The daughter and her friends teamed up to canoe out on their own, and made a lot of noise about girl power. They got themselves into the canoe, looking spruce and fit in their life jackets and picked up their oars. They looked ebullient at this new-found independence and pride at having been allowed to strike out on their own.
“Go Girls!” they screamed, but of course nothing happened till the local nib who rented us the canoes untied the thing and pushed it mid-stream.
The toddler son looked forlorn at not being chosen first by his sister to get on the boat. He was usually chosen, why not now? Was it because he could not row? Well, if that was the case, he was going to show her that he could. Yes he was.
A few minutes later, all the boats had pushed off like drunken lads swaggering from a pub, and only the youngest boys were left behind by their doting sisters.
The boys looked solemn: If their sisters decided to strike out as Four Little Women In A Boat, then they would do their best to be Two Little Men Without A Boat. They found themselves a paddle each and spent the entire hour paddling standing firmly in the water. They took Jerome K Jerome’s words to heart:

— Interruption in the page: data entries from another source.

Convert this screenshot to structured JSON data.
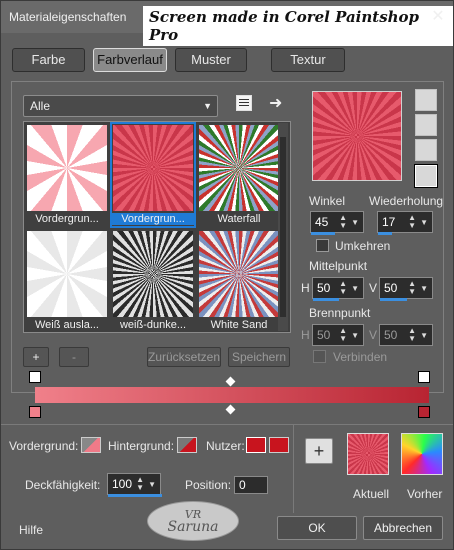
{
  "window": {
    "title": "Materialeigenschaften",
    "banner": "Screen made in Corel Paintshop Pro",
    "close": "✕"
  },
  "tabs": [
    {
      "label": "Farbe",
      "selected": false
    },
    {
      "label": "Farbverlauf",
      "selected": true
    },
    {
      "label": "Muster",
      "selected": false
    },
    {
      "label": "Textur",
      "selected": false
    }
  ],
  "category": {
    "value": "Alle"
  },
  "gradients": [
    {
      "label": "Vordergrun...",
      "selected": false
    },
    {
      "label": "Vordergrun...",
      "selected": true
    },
    {
      "label": "Waterfall",
      "selected": false
    },
    {
      "label": "Weiß ausla...",
      "selected": false
    },
    {
      "label": "weiß-dunke...",
      "selected": false
    },
    {
      "label": "White Sand",
      "selected": false
    }
  ],
  "gallery_buttons": {
    "add": "+",
    "remove": "-",
    "reset": "Zurücksetzen",
    "save": "Speichern"
  },
  "props": {
    "angle_label": "Winkel",
    "angle": "45",
    "repeat_label": "Wiederholung",
    "repeat": "17",
    "invert_label": "Umkehren",
    "center_label": "Mittelpunkt",
    "center_h": "50",
    "center_v": "50",
    "focal_label": "Brennpunkt",
    "focal_h": "50",
    "focal_v": "50",
    "link_label": "Verbinden",
    "h": "H",
    "v": "V"
  },
  "editor": {
    "fg_label": "Vordergrund:",
    "bg_label": "Hintergrund:",
    "user_label": "Nutzer:",
    "opacity_label": "Deckfähigkeit:",
    "opacity": "100",
    "position_label": "Position:",
    "position": "0",
    "start_color": "#f0808a",
    "end_color": "#b82432",
    "user_color": "#c8141e"
  },
  "compare": {
    "plus": "+",
    "current": "Aktuell",
    "previous": "Vorher"
  },
  "footer": {
    "help": "Hilfe",
    "ok": "OK",
    "cancel": "Abbrechen"
  },
  "watermark": {
    "line1": "VR",
    "line2": "Saruna"
  }
}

“Life was not an idle dream to be gaped and yawned through, but a noble task, full of duty and stern work. ”
― Jerome K. Jerome, Three Men in a Boat
They found themselves going forward 5 steps and then being yanked back by 3 steps.
It was later that we learned that the girls performed in much the same way downstream when they had difficulty maneuvering their canoe. At first, they resolutely declined help from the men, and preferred to get down themselves to push the boat out again. The river was shallow enough even in the middle of the river bed for the girls to stand and push.
As they sailed into harbor, they were soaking wet and remarkably happy at being able to jump into the water.
The burgers, salads and s’mores after a day like that, were especially welcome to the children.
“We are but the veriest, sorriest slaves of our stomach. Reach not after morality and righteousness, my friends; watch vigilantly your stomach, and diet it with care and judgment. ”
5 thoughts on “S’mores by the Russian River”
Thanks Mukul – hope you enjoy reading the blog
Coincidentally I was just remembering “Three Men in a Boat” today!
Guiding principles from Three Men in a Boat 🙂
“We must not think of the things we could do with, but only of the things that we can’t do without.”
“Let your boat of life be light, packed with only what you need – a homely home and simple pleasures, one or two friends, worth the name, someone to love and someone to love you, a cat, a dog, and a pipe or two, enough to eat and enough to wear, and a little more than enough to drink; for thirst is a dangerous thing. ”
“It always does seem to me that I am doing more work than I should do. It is not that I object to the work, mind you; I like work: it fascinates me. I can sit and look at it for hours. I love to keep it by me: the idea of getting rid of it nearly breaks my heart.”